The strength of the study lies in its use of data from the Cerebral Palsy Registry, which registers patients prospectively. Altogether 88 % of all children with cerebral palsy in Norway are included in the registry, and the population is thereby representative of all children with cerebral palsy in Norway (
2). It is a weakness, however, that the registry does not specify which muscles have been treated with botulinum toxin A, treatment intervals, dosages and clinical effects of the treatment, nor any additional treatment such as the use of orthoses and physiotherapy/occupational therapy.
We found that the proportion of children who received injections of botulinum toxin A was comparable to what was found by a previous Norwegian study (
8). The proportion of children treated with botulinum toxin A is high when compared to a recent Swedish study, which found that no more than approximately one-third of the children in a national follow-up programme had been treated at the age of 4–6 ( 13). We are not aware of any other studies that have investigated the frequency of botulinum toxin A treatment in a total population of children with cerebral palsy. We found, however, that a smaller proportion of the children with gross motor function level V had been treated in our study (49 %) when compared to what is suggested in the consensus report from 2009 (75–100 %) ( 5).
A total of 50–70 % of all children with cerebral palsy have hand impairments (

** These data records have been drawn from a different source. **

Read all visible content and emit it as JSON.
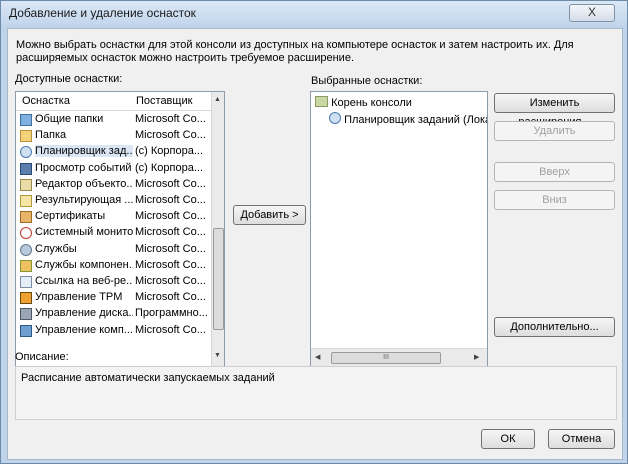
{
  "window": {
    "title": "Добавление и удаление оснасток",
    "close_glyph": "X"
  },
  "intro_text": "Можно выбрать оснастки для этой консоли из доступных на компьютере оснасток и затем настроить их. Для расширяемых оснасток можно настроить требуемое расширение.",
  "available": {
    "label": "Доступные оснастки:",
    "columns": [
      "Оснастка",
      "Поставщик"
    ],
    "rows": [
      {
        "name": "Общие папки",
        "vendor": "Microsoft Co...",
        "icon": "shared-folders-icon"
      },
      {
        "name": "Папка",
        "vendor": "Microsoft Co...",
        "icon": "folder-icon"
      },
      {
        "name": "Планировщик зад...",
        "vendor": "(c) Корпора...",
        "icon": "task-scheduler-icon"
      },
      {
        "name": "Просмотр событий",
        "vendor": "(c) Корпора...",
        "icon": "event-viewer-icon"
      },
      {
        "name": "Редактор объекто...",
        "vendor": "Microsoft Co...",
        "icon": "object-editor-icon"
      },
      {
        "name": "Результирующая ...",
        "vendor": "Microsoft Co...",
        "icon": "rsop-icon"
      },
      {
        "name": "Сертификаты",
        "vendor": "Microsoft Co...",
        "icon": "certificates-icon"
      },
      {
        "name": "Системный монитор",
        "vendor": "Microsoft Co...",
        "icon": "system-monitor-icon"
      },
      {
        "name": "Службы",
        "vendor": "Microsoft Co...",
        "icon": "services-icon"
      },
      {
        "name": "Службы компонен...",
        "vendor": "Microsoft Co...",
        "icon": "component-services-icon"
      },
      {
        "name": "Ссылка на веб-ре...",
        "vendor": "Microsoft Co...",
        "icon": "web-link-icon"
      },
      {
        "name": "Управление TPM",
        "vendor": "Microsoft Co...",
        "icon": "tpm-icon"
      },
      {
        "name": "Управление диска...",
        "vendor": "Программно...",
        "icon": "disk-management-icon"
      },
      {
        "name": "Управление комп...",
        "vendor": "Microsoft Co...",
        "icon": "computer-management-icon"
      }
    ],
    "selected_index": 2
  },
  "add_button": "Добавить >",
  "selected": {
    "label": "Выбранные оснастки:",
    "root": "Корень консоли",
    "child": "Планировщик заданий (Локальн",
    "hscroll_thumb": "III"
  },
  "buttons": {
    "edit_extensions": "Изменить расширения...",
    "remove": "Удалить",
    "up": "Вверх",
    "down": "Вниз",
    "advanced": "Дополнительно...",
    "ok": "ОК",
    "cancel": "Отмена"
  },
  "description": {
    "label": "Описание:",
    "text": "Расписание автоматически запускаемых заданий"
  },
  "colors": {
    "window_frame": "#bfd4ea",
    "client_bg": "#f0f0f0",
    "selection": "#dbe6f4"
  }
}
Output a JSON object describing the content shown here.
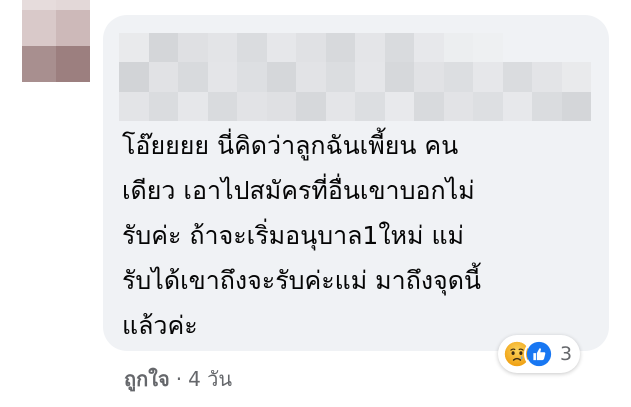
{
  "comment": {
    "text_lines": [
      "โอ๊ยยยย นี่คิดว่าลูกฉันเพี้ยน คน",
      "เดียว เอาไปสมัครที่อื่นเขาบอกไม่",
      "รับค่ะ ถ้าจะเริ่มอนุบาล1ใหม่ แม่",
      "รับได้เขาถึงจะรับค่ะแม่ มาถึงจุดนี้",
      "แล้วค่ะ"
    ],
    "reactions": {
      "icons": [
        "sad-icon",
        "like-icon"
      ],
      "count": "3"
    },
    "actions": {
      "like_label": "ถูกใจ",
      "separator": "·",
      "timestamp": "4 วัน"
    }
  },
  "colors": {
    "bubble_bg": "#f0f2f5",
    "text": "#050505",
    "secondary_text": "#65676b",
    "like_blue": "#1877f2",
    "sad_yellow": "#f7b125"
  }
}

14), but only 30 % of the children in our study had been injected with botulinum toxin in the upper extremities. This is disconcerting, since a systematic review from 2013 showed that such treatment in the upper extremities in combination with occupational therapy has the best documented effect ( 15).
Comorbidity and a higher total dose of botulinum toxin A may increase the risk of complications and adverse effects of the treatment, and children with severe functional impairment (gross motor function levels IV and V) and comorbidity appear to be at an increased risk of serious adverse effects (
1, 6, 9). The explanation for why children with the poorest motor function levels were more rarely treated with botulinum toxin A could be a greater concern for serious adverse effects in this group ( 4, 5). The indication for treating children with the most serious impairments is normally to reduce pain and ease provision of care, and we may speculate as to whether children with the most severe forms of functional motor impairment are undertreated. Baclofen was most frequently administered to children with gross motor function level V, although relatively few had received such treatment.
Many treatment institutions used only palpation to identify muscles, even though the palpation method has been shown to have reduced accuracy. It is therefore recommended to use ultrasound as guidance during injections of botulinum toxin A in children (
Our study cannot provide a definitive answer to the question of what constitutes the correct treatment level, and the consensus-based guidelines for treatment that have been published are largely experience-based and non-specific (
4– 6). A lack of evidence-based guidelines for botulinum toxin A treatment is the most likely explanation for the large variations in treatment practices that this study reveals.
Our study shows that the use of botulinum toxin A for treatment of spasticity in children with cerebral palsy is widespread in Norway, but that there are large variations in treatment practices. The results indicate a need for more research-based knowledge, as well as for national guidelines that will ensure more equality in treatment.